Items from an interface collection
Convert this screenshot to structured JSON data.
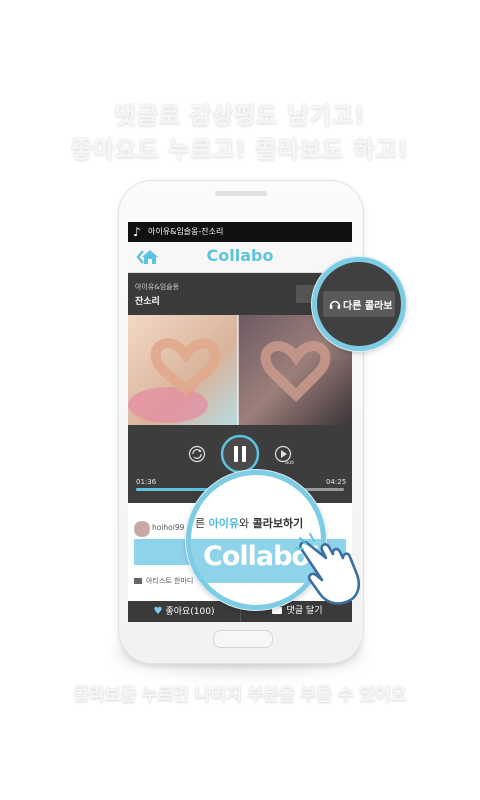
{
  "promo": {
    "headline_1": "댓글로 감상평도 남기고!",
    "headline_2": "좋아요도 누르고! 콜라보도 하고!",
    "caption": "콜라보를 누르면 나머지 부분을 부를 수 있어요"
  },
  "app": {
    "status_song": "아이유&임슬옹-잔소리",
    "title": "Collabo",
    "icons": {
      "back": "chevron-left-icon",
      "home": "home-icon",
      "note": "music-note-icon"
    },
    "song": {
      "artist": "아이유&임슬옹",
      "track": "잔소리"
    },
    "other_collabo_label": "다른 콜라보",
    "player": {
      "current_time": "01:36",
      "total_time": "04:25",
      "progress": 0.34,
      "controls": [
        "repeat-icon",
        "pause-icon",
        "auto-play-icon"
      ],
      "auto_label": "auto"
    },
    "comment": {
      "username": "hoihoi99",
      "collabo_prompt_prefix": "른 ",
      "collabo_prompt_artist": "아이유",
      "collabo_prompt_mid": "와 ",
      "collabo_prompt_action": "콜라보하기",
      "collabo_button_label": "Collabo!",
      "artist_note": "아티스트 한마디"
    },
    "actions": {
      "like": "좋아요(100)",
      "comment": "댓글 달기"
    }
  },
  "colors": {
    "accent": "#5ec3df",
    "dark": "#3a3a3a",
    "ring": "#7ecbe4"
  }
}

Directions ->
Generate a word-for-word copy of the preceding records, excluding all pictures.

Response box ->
Convert this screenshot to structured JSON data.
{
  "promo": {
    "headline_1": "댓글로 감상평도 남기고!",
    "headline_2": "좋아요도 누르고! 콜라보도 하고!",
    "caption": "콜라보를 누르면 나머지 부분을 부를 수 있어요"
  },
  "app": {
    "status_song": "아이유&임슬옹-잔소리",
    "title": "Collabo",
    "icons": {
      "back": "chevron-left-icon",
      "home": "home-icon",
      "note": "music-note-icon"
    },
    "song": {
      "artist": "아이유&임슬옹",
      "track": "잔소리"
    },
    "other_collabo_label": "다른 콜라보",
    "player": {
      "current_time": "01:36",
      "total_time": "04:25",
      "progress": 0.34,
      "controls": [
        "repeat-icon",
        "pause-icon",
        "auto-play-icon"
      ],
      "auto_label": "auto"
    },
    "comment": {
      "username": "hoihoi99",
      "collabo_prompt_prefix": "른 ",
      "collabo_prompt_artist": "아이유",
      "collabo_prompt_mid": "와 ",
      "collabo_prompt_action": "콜라보하기",
      "collabo_button_label": "Collabo!",
      "artist_note": "아티스트 한마디"
    },
    "actions": {
      "like": "좋아요(100)",
      "comment": "댓글 달기"
    }
  },
  "colors": {
    "accent": "#5ec3df",
    "dark": "#3a3a3a",
    "ring": "#7ecbe4"
  }
}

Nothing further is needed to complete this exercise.